Media said a rod was used in the rape, causing internal injuries. Both were thrown from the bus. The male friend survived. The attack has put gender issues centre stage in Indian politics arguably for the first time.
Issues such as rape, dowry-related deaths and female infanticide have rarely entered mainstream political discourse. Analysts say the death of the woman dubbed "Amanat", an Urdu word meaning "treasure," by some media could change that, although it is too early to say whether the protesters calling for government action to better safeguard women can sustain their momentum through to national elections due in 2014.
'The worst place to be a woman'
The public outcry over the attack caught the government off-guard. It took a week for Singh to make a public statement on the attack, infuriating many protesters who saw it as a sign of a government insensitive to the plight of women.
The prime minister, a stiff 80-year-old technocrat who speaks in a low monotone, has struggled to channel the popular outrage in his public statements and convince critics that his eight-year-old government will now take concrete steps to improve the safety of women.
"The Congress mangers were ham-handed in their handling of the situation that arose after the brutal assault on the girl. The crowd management was poor," a lawmaker from Singh's ruling Congress party said on condition of anonymity.
Protesters fought pitched battles with police around the capital last weekend.

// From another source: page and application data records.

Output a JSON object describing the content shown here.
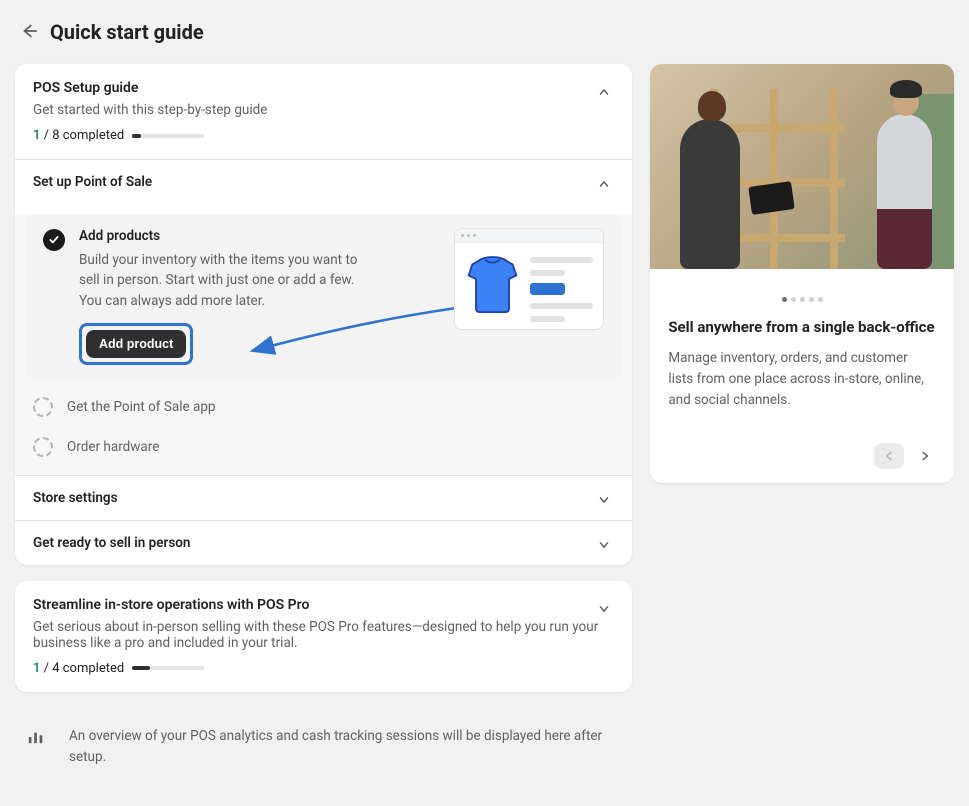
{
  "pageTitle": "Quick start guide",
  "guide1": {
    "title": "POS Setup guide",
    "subtitle": "Get started with this step-by-step guide",
    "progressDone": "1",
    "progressOf": "/ 8 completed",
    "progressPct": 12.5,
    "sections": {
      "s1": {
        "label": "Set up Point of Sale",
        "tasks": {
          "active": {
            "title": "Add products",
            "desc": "Build your inventory with the items you want to sell in person. Start with just one or add a few. You can always add more later.",
            "cta": "Add product"
          },
          "t2": "Get the Point of Sale app",
          "t3": "Order hardware"
        }
      },
      "s2": {
        "label": "Store settings"
      },
      "s3": {
        "label": "Get ready to sell in person"
      }
    }
  },
  "guide2": {
    "title": "Streamline in-store operations with POS Pro",
    "subtitle": "Get serious about in-person selling with these POS Pro features—designed to help you run your business like a pro and included in your trial.",
    "progressDone": "1",
    "progressOf": "/ 4 completed",
    "progressPct": 25
  },
  "analytics": {
    "text": "An overview of your POS analytics and cash tracking sessions will be displayed here after setup."
  },
  "sidebar": {
    "title": "Sell anywhere from a single back-office",
    "desc": "Manage inventory, orders, and customer lists from one place across in-store, online, and social channels."
  }
}
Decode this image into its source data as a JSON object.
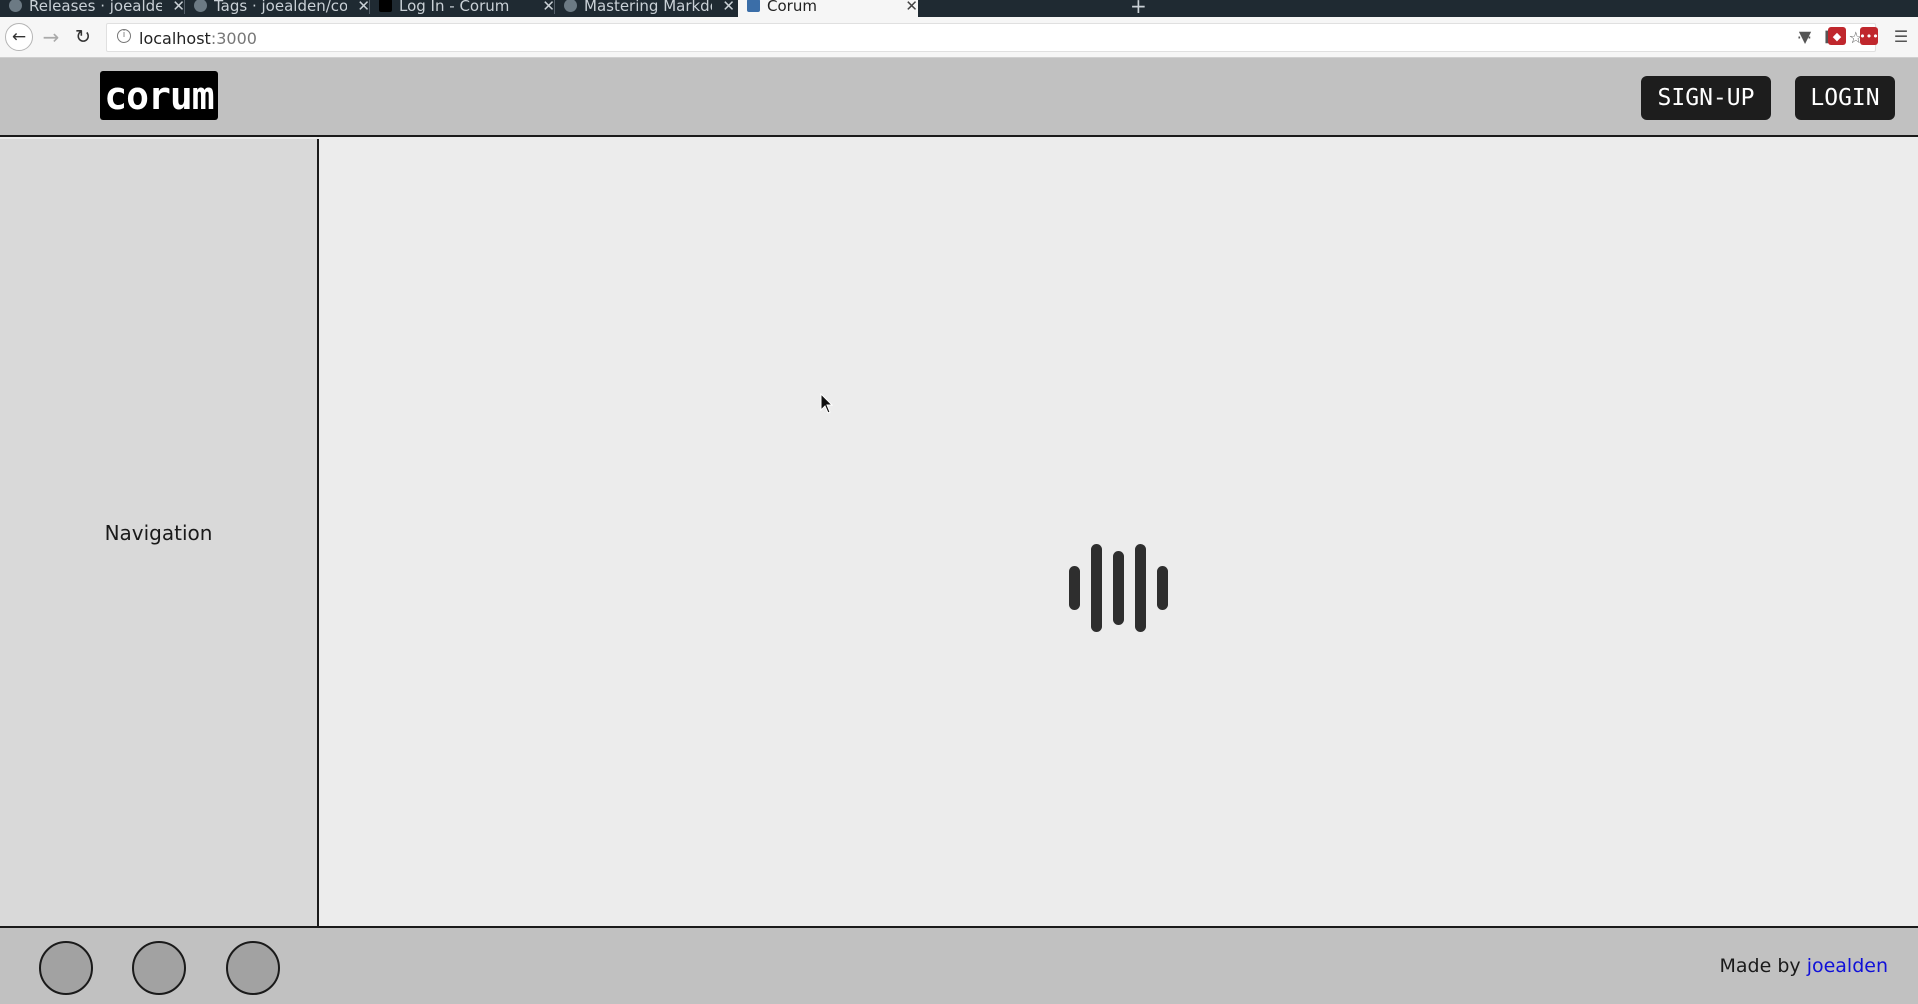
{
  "browser": {
    "tabs": [
      {
        "title": "Releases · joealden/corum",
        "active": false
      },
      {
        "title": "Tags · joealden/corum",
        "active": false
      },
      {
        "title": "Log In - Corum",
        "active": false
      },
      {
        "title": "Mastering Markdown",
        "active": false
      },
      {
        "title": "Corum",
        "active": true
      }
    ],
    "url_host": "localhost",
    "url_port": ":3000"
  },
  "header": {
    "logo_text": "corum",
    "signup_label": "SIGN-UP",
    "login_label": "LOGIN"
  },
  "sidebar": {
    "label": "Navigation"
  },
  "main": {
    "state": "loading"
  },
  "footer": {
    "credit_prefix": "Made by",
    "credit_link": "joealden",
    "social_count": 3
  },
  "colors": {
    "header_bg": "#c1c1c1",
    "sidebar_bg": "#d9d9d9",
    "main_bg": "#ececec",
    "button_bg": "#1d1d1d",
    "link": "#1010d8"
  }
}
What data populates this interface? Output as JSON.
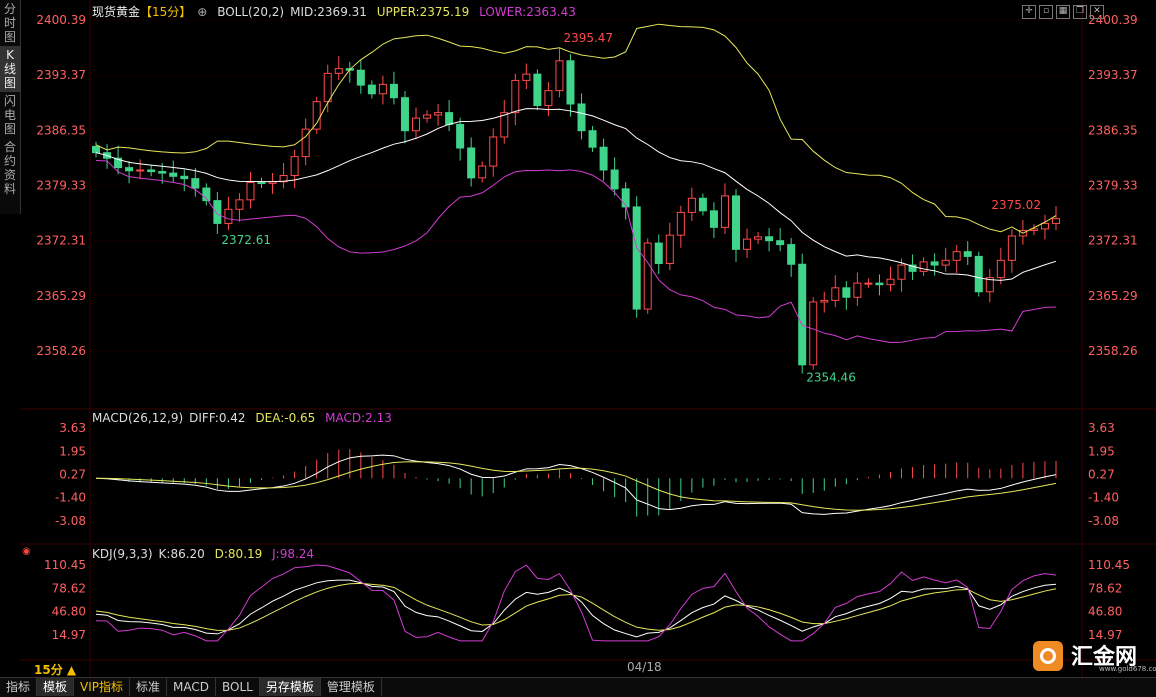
{
  "sidebar": {
    "tabs": [
      {
        "label": "分\n时\n图",
        "active": false
      },
      {
        "label": "K\n线\n图",
        "active": true
      },
      {
        "label": "闪\n电\n图",
        "active": false
      },
      {
        "label": "合\n约\n资\n料",
        "active": false
      }
    ]
  },
  "main": {
    "title": "现货黄金",
    "period_tag": "【15分】",
    "boll": {
      "label": "BOLL(20,2)",
      "mid": "MID:2369.31",
      "upper": "UPPER:2375.19",
      "lower": "LOWER:2363.43"
    },
    "price_ticks": [
      "2400.39",
      "2393.37",
      "2386.35",
      "2379.33",
      "2372.31",
      "2365.29",
      "2358.26"
    ],
    "annotations": {
      "high": "2395.47",
      "low_left": "2372.61",
      "low": "2354.46",
      "recent_high": "2375.02"
    }
  },
  "macd": {
    "label": "MACD(26,12,9)",
    "diff": "DIFF:0.42",
    "dea": "DEA:-0.65",
    "macd": "MACD:2.13",
    "ticks": [
      "3.63",
      "1.95",
      "0.27",
      "-1.40",
      "-3.08"
    ]
  },
  "kdj": {
    "label": "KDJ(9,3,3)",
    "k": "K:86.20",
    "d": "D:80.19",
    "j": "J:98.24",
    "ticks": [
      "110.45",
      "78.62",
      "46.80",
      "14.97"
    ]
  },
  "period_label": "15分 ▲",
  "date_label": "04/18",
  "bottom_tabs": [
    {
      "label": "指标",
      "active": false
    },
    {
      "label": "模板",
      "active": true
    },
    {
      "label": "VIP指标",
      "active": false,
      "vip": true
    },
    {
      "label": "标准",
      "active": false
    },
    {
      "label": "MACD",
      "active": false
    },
    {
      "label": "BOLL",
      "active": false
    },
    {
      "label": "另存模板",
      "active": true
    },
    {
      "label": "管理模板",
      "active": false
    }
  ],
  "logo": {
    "name": "汇金网",
    "url": "www.gold678.com"
  },
  "colors": {
    "up": "#ff4a4a",
    "down": "#3fd48a",
    "mid": "#ffffff",
    "upper": "#e6e65a",
    "lower": "#d23cd2",
    "grid": "#3a0000",
    "axis_text": "#ff6060",
    "kline_text": "#cccccc"
  },
  "chart_data": {
    "type": "candlestick",
    "closes": [
      2383.5,
      2382.8,
      2381.6,
      2381.2,
      2381.3,
      2381.1,
      2380.9,
      2380.5,
      2380.2,
      2379.0,
      2377.4,
      2374.5,
      2376.3,
      2377.5,
      2379.7,
      2379.6,
      2379.8,
      2380.6,
      2383.0,
      2386.5,
      2390.0,
      2393.6,
      2394.2,
      2394.0,
      2392.1,
      2391.0,
      2392.2,
      2390.5,
      2386.3,
      2387.9,
      2388.3,
      2388.6,
      2387.1,
      2384.1,
      2380.3,
      2381.8,
      2385.5,
      2388.6,
      2392.7,
      2393.5,
      2389.5,
      2391.4,
      2395.2,
      2389.7,
      2386.3,
      2384.2,
      2381.3,
      2378.9,
      2376.6,
      2363.6,
      2372.0,
      2369.4,
      2373.0,
      2375.9,
      2377.7,
      2376.1,
      2374.0,
      2378.0,
      2371.2,
      2372.5,
      2372.8,
      2372.3,
      2371.8,
      2369.3,
      2356.5,
      2364.5,
      2364.7,
      2366.3,
      2365.1,
      2366.9,
      2366.9,
      2366.7,
      2367.4,
      2369.2,
      2368.4,
      2369.6,
      2369.2,
      2369.8,
      2370.9,
      2370.3,
      2365.8,
      2367.6,
      2369.8,
      2372.9,
      2373.6,
      2373.8,
      2374.5,
      2375.1
    ],
    "ylim": [
      2354.46,
      2400.39
    ]
  }
}
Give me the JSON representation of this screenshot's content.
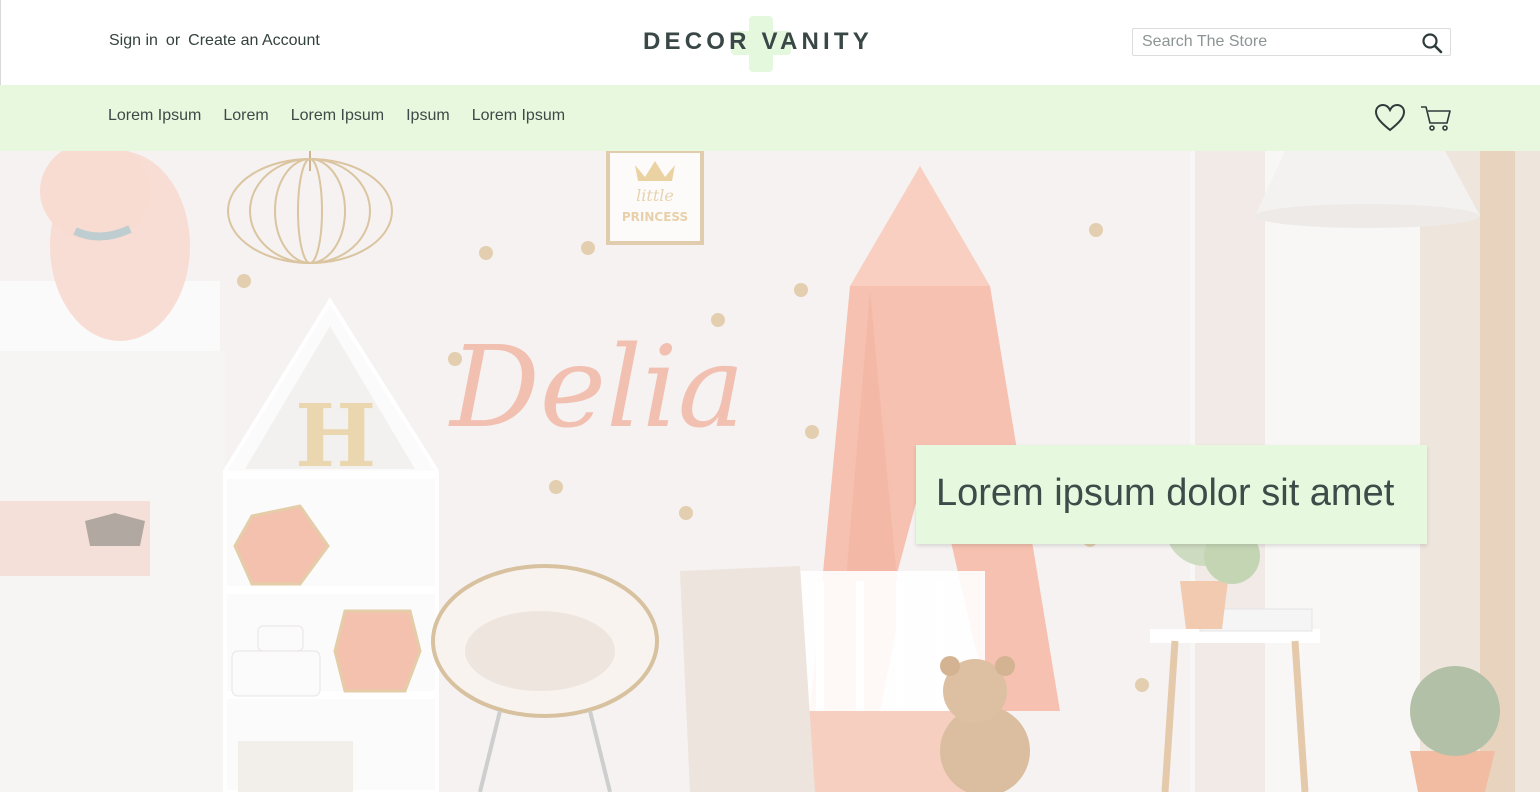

Police used batons, water cannon and teargas to quell the protests. Commentators and sociologists say the rape has tapped into a deep well of frustration many Indians feel over what they see as weak governance and poor leadership on social issues.
A global poll by the Thomson Reuters Foundation in June found that India was the worst place to be a woman because of high rates of infanticide, child marriage and slavery.
New Delhi has the highest number of sex crimes among India's major cities, with a rape reported on average every 18 hours, according to police figures. Government data show the number of reported rape cases in the country rose by nearly 17% between 2007 and 2011.
Possible punishment by hanging for perpetrators
Indian media had accused the government of sending the woman to Singapore to minimise any backlash in the event of her death but Raghavan said it had been a medical decision intended to ensure she got the best treatment.
The suspects in the rape – five men, including two brothers, aged between 20 and 40, and a 15-year-old – were arrested within hours of the attack and are in custody. The suspects, all from a slum in south Delhi, will be formally charged with murder, New Delhi Deputy Commissioner of Police Chhaya Sharma told Reuters.
Home Minister Sushilkumar Shinde told Times Now television the government was committed to ensuring "the severest possible punishment to all the accused at the earliest".
"It will not go in vain. We will give maximum punishment to the culprits. Not only to this, but in future also. This one incident has given a greater lesson" Shinde said.
He said earlier the government was considering hanging for rape in rare cases. Murder already carries the death penalty. – Reuters
(Additional reporting by Ross Colvin and Diksha Madhok in New Delhi; Kevin Lim, Saeed Azhar, Edgar Su and Sanjeev Miglani in Singapore; Editing by Mark Bendeich and Robert Birsel and Ross Colvin)